● **What this task involves**:
Each record is to be printed exactly as given, down to the last mark.

● **Data for this task**:
◆ ◆ ◆ ◆ ◆
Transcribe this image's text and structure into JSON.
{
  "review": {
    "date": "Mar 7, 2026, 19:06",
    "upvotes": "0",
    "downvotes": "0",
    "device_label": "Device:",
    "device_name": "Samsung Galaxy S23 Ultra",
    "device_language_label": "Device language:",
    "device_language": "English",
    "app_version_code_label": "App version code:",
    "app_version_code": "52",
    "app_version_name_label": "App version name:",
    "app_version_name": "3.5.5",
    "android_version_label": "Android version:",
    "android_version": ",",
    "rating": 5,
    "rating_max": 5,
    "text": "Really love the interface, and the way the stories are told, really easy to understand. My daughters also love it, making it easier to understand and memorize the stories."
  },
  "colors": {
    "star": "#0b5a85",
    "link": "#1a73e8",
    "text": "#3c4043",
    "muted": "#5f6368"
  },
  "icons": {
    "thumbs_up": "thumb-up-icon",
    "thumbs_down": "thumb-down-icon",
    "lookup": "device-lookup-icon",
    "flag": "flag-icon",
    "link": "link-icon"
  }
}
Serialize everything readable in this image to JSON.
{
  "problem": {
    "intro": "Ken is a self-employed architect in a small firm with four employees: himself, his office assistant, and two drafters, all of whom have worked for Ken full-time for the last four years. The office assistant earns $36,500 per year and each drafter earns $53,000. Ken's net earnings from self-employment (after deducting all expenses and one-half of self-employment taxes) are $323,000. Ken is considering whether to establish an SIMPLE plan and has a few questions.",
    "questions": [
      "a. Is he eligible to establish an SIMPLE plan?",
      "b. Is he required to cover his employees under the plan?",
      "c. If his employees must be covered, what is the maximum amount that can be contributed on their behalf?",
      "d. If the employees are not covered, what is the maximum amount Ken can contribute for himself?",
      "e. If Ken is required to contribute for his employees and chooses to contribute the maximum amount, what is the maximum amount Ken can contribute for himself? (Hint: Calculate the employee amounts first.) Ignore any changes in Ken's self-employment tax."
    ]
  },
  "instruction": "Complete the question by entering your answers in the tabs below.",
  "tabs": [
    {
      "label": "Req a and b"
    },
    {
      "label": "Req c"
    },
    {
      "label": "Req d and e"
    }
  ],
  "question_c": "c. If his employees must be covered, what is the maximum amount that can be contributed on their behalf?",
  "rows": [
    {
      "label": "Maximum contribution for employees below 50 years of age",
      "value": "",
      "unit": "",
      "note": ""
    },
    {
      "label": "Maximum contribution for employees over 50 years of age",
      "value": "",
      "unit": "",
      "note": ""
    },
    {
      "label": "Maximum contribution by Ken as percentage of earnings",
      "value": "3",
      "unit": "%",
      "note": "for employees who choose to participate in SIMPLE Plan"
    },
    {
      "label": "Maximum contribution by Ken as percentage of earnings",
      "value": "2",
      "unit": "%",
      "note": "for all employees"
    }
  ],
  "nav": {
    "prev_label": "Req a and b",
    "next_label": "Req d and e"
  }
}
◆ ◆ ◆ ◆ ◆
● **Answer box**:
Transcribe this image's text and structure into JSON.
{
  "review": {
    "date": "Mar 7, 2026, 19:06",
    "upvotes": "0",
    "downvotes": "0",
    "device_label": "Device:",
    "device_name": "Samsung Galaxy S23 Ultra",
    "device_language_label": "Device language:",
    "device_language": "English",
    "app_version_code_label": "App version code:",
    "app_version_code": "52",
    "app_version_name_label": "App version name:",
    "app_version_name": "3.5.5",
    "android_version_label": "Android version:",
    "android_version": ",",
    "rating": 5,
    "rating_max": 5,
    "text": "Really love the interface, and the way the stories are told, really easy to understand. My daughters also love it, making it easier to understand and memorize the stories."
  },
  "colors": {
    "star": "#0b5a85",
    "link": "#1a73e8",
    "text": "#3c4043",
    "muted": "#5f6368"
  },
  "icons": {
    "thumbs_up": "thumb-up-icon",
    "thumbs_down": "thumb-down-icon",
    "lookup": "device-lookup-icon",
    "flag": "flag-icon",
    "link": "link-icon"
  }
}
Serialize everything readable in this image to JSON.
{
  "problem": {
    "intro": "Ken is a self-employed architect in a small firm with four employees: himself, his office assistant, and two drafters, all of whom have worked for Ken full-time for the last four years. The office assistant earns $36,500 per year and each drafter earns $53,000. Ken's net earnings from self-employment (after deducting all expenses and one-half of self-employment taxes) are $323,000. Ken is considering whether to establish an SIMPLE plan and has a few questions.",
    "questions": [
      "a. Is he eligible to establish an SIMPLE plan?",
      "b. Is he required to cover his employees under the plan?",
      "c. If his employees must be covered, what is the maximum amount that can be contributed on their behalf?",
      "d. If the employees are not covered, what is the maximum amount Ken can contribute for himself?",
      "e. If Ken is required to contribute for his employees and chooses to contribute the maximum amount, what is the maximum amount Ken can contribute for himself? (Hint: Calculate the employee amounts first.) Ignore any changes in Ken's self-employment tax."
    ]
  },
  "instruction": "Complete the question by entering your answers in the tabs below.",
  "tabs": [
    {
      "label": "Req a and b"
    },
    {
      "label": "Req c"
    },
    {
      "label": "Req d and e"
    }
  ],
  "question_c": "c. If his employees must be covered, what is the maximum amount that can be contributed on their behalf?",
  "rows": [
    {
      "label": "Maximum contribution for employees below 50 years of age",
      "value": "",
      "unit": "",
      "note": ""
    },
    {
      "label": "Maximum contribution for employees over 50 years of age",
      "value": "",
      "unit": "",
      "note": ""
    },
    {
      "label": "Maximum contribution by Ken as percentage of earnings",
      "value": "3",
      "unit": "%",
      "note": "for employees who choose to participate in SIMPLE Plan"
    },
    {
      "label": "Maximum contribution by Ken as percentage of earnings",
      "value": "2",
      "unit": "%",
      "note": "for all employees"
    }
  ],
  "nav": {
    "prev_label": "Req a and b",
    "next_label": "Req d and e"
  }
}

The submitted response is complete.